  11. Charney D, Henninger G, and Jatlow P: Increased anxiogenic effects of caffeine in panic disorders. Arch Gen Psychiatry 42:233-43, 1984.
  12. Bolton S and Null G: Caffeine, psychological effects, use and abuse. J Orthomol Psychiatry 10:202-11, 1981.
  13. Kreitsch K, et al: Prevalence, presenting symptoms, and psychological characteristics of individuals experiencing a diet-related mood disturbance. Behav Ther 19:593-4, 1985.
  14. Christensen L: Psychological distress and diet–effects of sucrose and caffeine. J Apl Nutr 40:44-50, 1988.
  15. Martin JE and Dubbert PM: Exercise applications and promotion in behavioral medicine. J Consult Clin Psychol 50:1004-17, 1982.
  16. Weyerer S and Kupfer B: Physical exercise and psychological health. Sports Med 17:108-16, 1994.
  17. Daniel Carr, et al: Physical conditioning facilitates the exercise-induced secretion of beta-endorphin and beta-lipoprotein in women. New Engl J. Med 305:560-5, 1981.
  18. Lobstein D, Mosbacher BJ and Ismail AH: Depression as a powerful discriminator between physically active and sedentary middle-aged med. J Psychosom Res 27:69-76, 1983.
  19. Folins CH and Sime WE: Physical fitness training and mental health. Am Psychologist 36:375-88, 1981.
  20. Martinsen EW: The role of aerobic exercise in the treatment of depression. Stress Med 3:93-100, 1987.
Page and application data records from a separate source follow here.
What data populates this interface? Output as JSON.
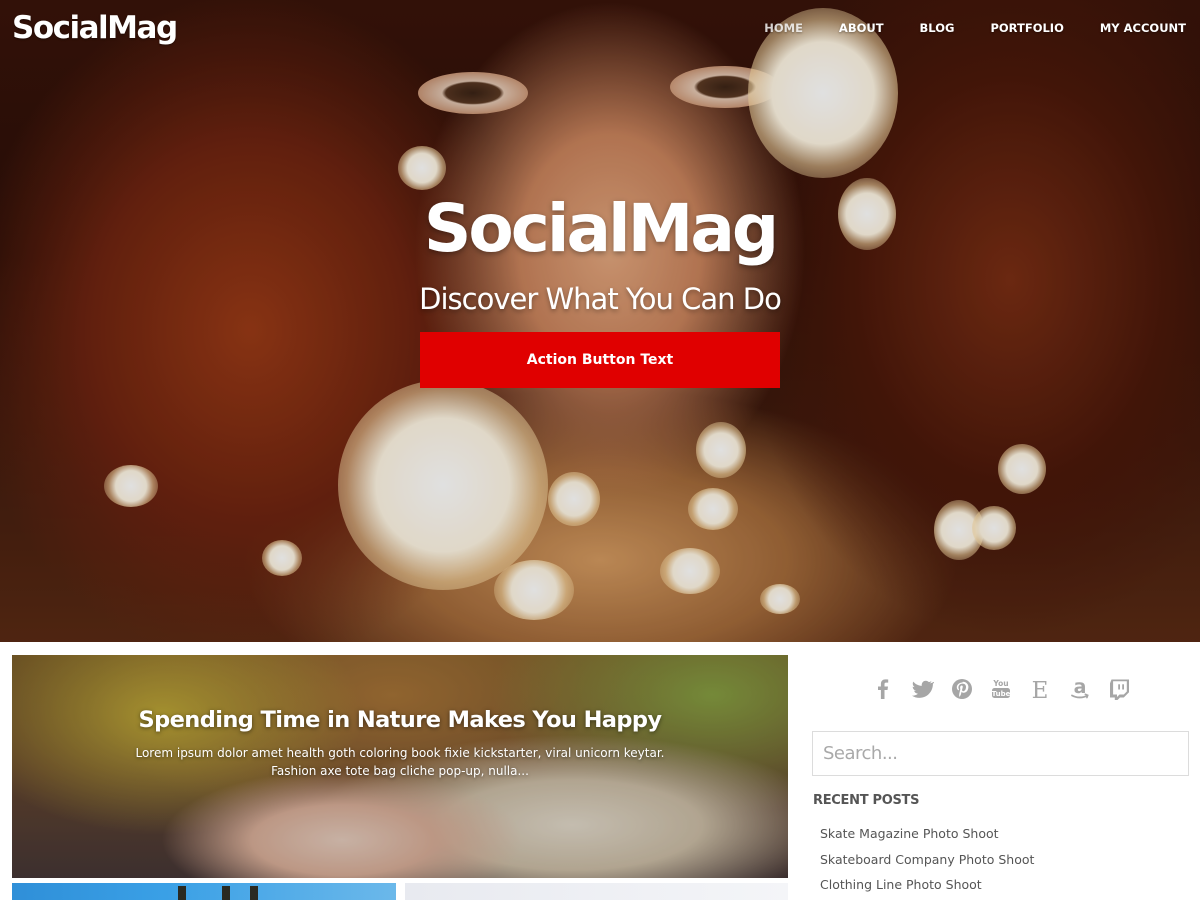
{
  "site": {
    "logo": "SocialMag"
  },
  "nav": {
    "items": [
      {
        "label": "HOME"
      },
      {
        "label": "ABOUT"
      },
      {
        "label": "BLOG"
      },
      {
        "label": "PORTFOLIO"
      },
      {
        "label": "MY ACCOUNT"
      }
    ]
  },
  "hero": {
    "title": "SocialMag",
    "subtitle": "Discover What You Can Do",
    "button_label": "Action Button Text",
    "button_color": "#e00000"
  },
  "featured": {
    "title": "Spending Time in Nature Makes You Happy",
    "excerpt": "Lorem ipsum dolor amet health goth coloring book fixie kickstarter, viral unicorn keytar. Fashion axe tote bag cliche pop-up, nulla..."
  },
  "sidebar": {
    "social_icons": [
      "facebook-icon",
      "twitter-icon",
      "pinterest-icon",
      "youtube-icon",
      "etsy-icon",
      "amazon-icon",
      "twitch-icon"
    ],
    "social_icon_color": "#a6a6a6",
    "search": {
      "placeholder": "Search..."
    },
    "recent_posts": {
      "title": "RECENT POSTS",
      "items": [
        {
          "label": "Skate Magazine Photo Shoot"
        },
        {
          "label": "Skateboard Company Photo Shoot"
        },
        {
          "label": "Clothing Line Photo Shoot"
        }
      ]
    }
  }
}
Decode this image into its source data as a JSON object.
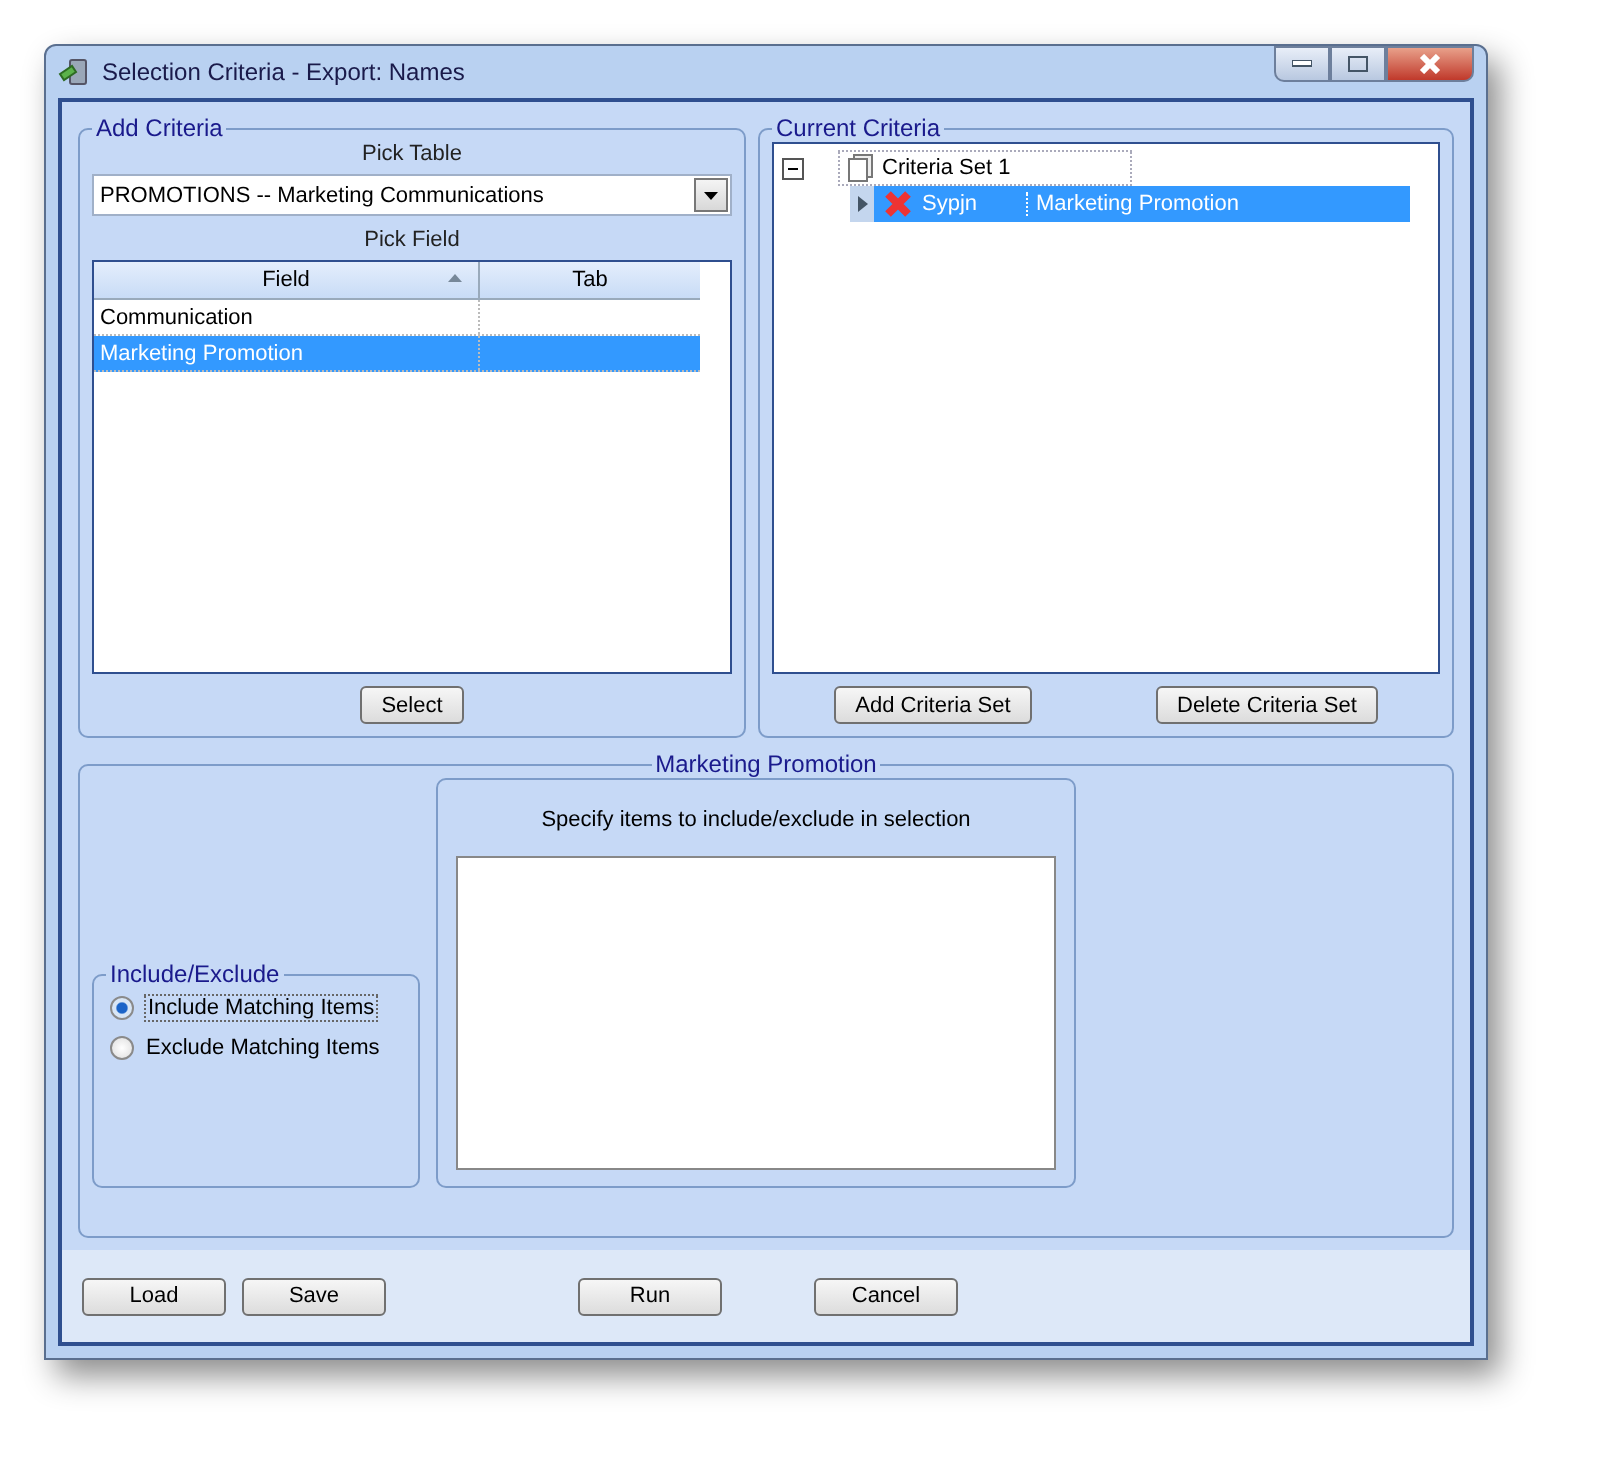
{
  "window": {
    "title": "Selection Criteria - Export: Names"
  },
  "add_criteria": {
    "title": "Add Criteria",
    "pick_table_label": "Pick Table",
    "pick_table_value": "PROMOTIONS -- Marketing Communications",
    "pick_field_label": "Pick Field",
    "columns": [
      "Field",
      "Tab"
    ],
    "rows": [
      {
        "field": "Communication",
        "selected": false
      },
      {
        "field": "Marketing Promotion",
        "selected": true
      }
    ],
    "select_button": "Select"
  },
  "current_criteria": {
    "title": "Current Criteria",
    "tree": [
      {
        "label": "Criteria Set 1",
        "expanded": true,
        "children": [
          {
            "code": "Sypjn",
            "name": "Marketing Promotion",
            "selected": true
          }
        ]
      }
    ],
    "buttons": [
      "Add Criteria Set",
      "Delete Criteria Set"
    ]
  },
  "detail": {
    "title": "Marketing Promotion",
    "include_exclude_title": "Include/Exclude",
    "options": [
      {
        "label": "Include Matching Items",
        "selected": true
      },
      {
        "label": "Exclude Matching Items",
        "selected": false
      }
    ],
    "items_label": "Specify items to include/exclude in selection"
  },
  "footer_buttons": [
    "Load",
    "Save",
    "Run",
    "Cancel"
  ]
}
  21. Weyerer S and Kupfer B: Physical exercise and psychological health. Sports Med 17:108-16, 1994.21. Depression
  22. Byrne A and Byrne DG: The effect of exercise on depression, anxiety, and other mood states: a review. J. Psychosom Res. 37:565-74, 1993.
  23. Casper RC: Exercise and mood. World Rev Nutr Diet 71:115-43, 1993.
  24. Winokur A, et al: Insulin resistance after glucose tolerance testing in patients with major depression. Am J Psychiatry 145:325-30, 1988.
  25. Wright JH, Jacisn JJ, Radin NS, et al: Glucose metabolism in unipolar depression. Br J Psychiatry 132:386-93, 1978.
  26. Hadji-Georgeopoulus A, et al: Elevated hypoglycemic index and late hyperinsulinism in symptomatic postprandial hypoglycemia. J Clin Endocrinol Metabol 50:371-6, 1980.
  27. Fabrykant M: The problem of functional hyperinsulinism on functional hypoglycemia attributed to nervous causes. Laboratory and clinical correlations. Metabolism 4: 469-79, 1955.
  28. Werbach M: Nutritional Influences on Illness: A Sourcebook of Clinical Research. Third Line Press, Tarzana, CA, 1991.
  29. Stanto JL and Keast DR: Serum cholesterol, fat intake, and breakfast consumption in the U.S. adult population. J Am Coll Nutr 8:567-72, 1989.
  30. Crellin R, Botiglieri T, and Reynolds EH: Folates and psychiatric disorders. Clinical potential. Drugs 45:623-36, 1993.
  31. Carney MWP, et al: Red cell folate concentrations in psychiatric patients. J. Affective Disorders 19:207-13, 1990.
  32. Godfrey PSA, et al: Enhancement of recovery from psychiatric illness by methyl folate. Lancet 336:392-5, 1990.
  33. Reynolds E, et al: Folate deficiency in depressive illness. Br J Psychiat 117:287-92, 1970.
  34. Bjelland I, Tell GS, Vollset SE, Refsum H, Ueland PM. Folate, vitamin B12, homocysteine, and the MTHFR 677CT polymorphism in anxiety and depression. Arch Gen Psychiatry. 2003;60:618-626.
  35. Hirashima F, Parow AM, Stoll AL, et cl. Omega-3 fatty acid treatment and T2 whole brain relaxtaion times in bipolar disorder. American Journal of Psychiatry, 2004;161;1922-1924.

 
Services   Policies   Customer Service   From The Doctor   Sign Up Now
Education Ordering Ordering Articles New Product Alerts
Health Library Returns Returns News & Notes Sales & Promo Alerts
  Shipping AutoShip Recommendations Newsletters
  Privacy Shipping Video  
  Terms of Use Privacy Podcasts  
        Customer Service